Employees have the right to file a complaint against their employer and participate in an investigation without fear of retaliation from the employer (otherwise known as whistleblower protection). Employees also have the right to ask their coworkers about their salary if the employee is acting in good faith to uncover suspected discrimination and/or unequal pay.
Applicable federal laws
An employee’s basic rights are established by the following federal laws:
- Title VII of the Civil Rights Act (Title VII) – prohibits employers from discriminating against an employee based on color, sex, national origin, religion, or race. It also requires employers provide reasonable accommodations for an employee’s religious beliefs and practices.
- Americans with Disabilities Act (ADA) – defines “disability” as a mental or physical condition that significantly impacts someone’s ability to perform one or more major life activities. The ADA prohibits employers from discriminating against an employee based on their disability. When considering a disabled employee’s qualification for a job or promotion, the employer is required to consider their ability to perform the job’s essential functions with or without reasonable accommodations. Employers are required to provide reasonable accommodations for employees with disabilities, though employers aren’t required to offer accommodations that would place an undue burden on the business.
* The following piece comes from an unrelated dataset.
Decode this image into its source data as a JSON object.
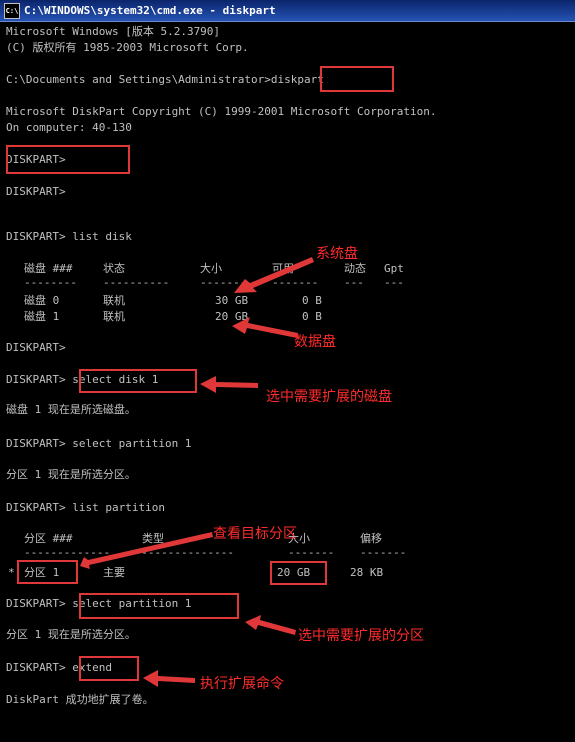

- Age Discrimination in Employment Act (ADEA) – for employees who are age 40 or older, an employer can’t consider that employee’s age when determining their qualification for a job or promotion.
- Fair Labor Standards Act (FLSA) – the FLSA sets the minimum wage, requires 1.5x wages for overtime, regulates the duration of the workday, requires mandatory breaks, sets recordkeeping requirements for employers, and restricts child labor.
- Family and Medical Leave Act (FMLA) – employees who have worked with a company for at least one year, and who worked at least 1,250 hours during the previous year, are eligible for up to 12 weeks of unpaid leave for qualified personal and family medical needs.
- Equal Pay Act (EPA) – men and women who perform the same jobs are required to be given equal pay.
- Occupational Safety and Health Act (OSH Act) – employers are required to provide a workplace free from health and safety hazards, especially when it comes to providing safety gear and maintaining safe machinery. Employees have the right to file a complaint and request a safety inspection without fear of retaliation from their employer.
Need Help With An Employment Law Issue?
The state of Arizona is a great place to live and work, but knowing the employment laws will help you a lot. Whether you are a newcomer to the state or a lifelong resident, understanding your workplace protections is good for your career, and the more you know, the better.
Employment law issues can cause extreme distress and can affect productivity on the job. If you are being harassed at work, or dealing with any other employment issue, consider talking to our AZ employment law team to help you settle your case.
Call our Employment Law team at (480) 464-1111 to discuss your case today.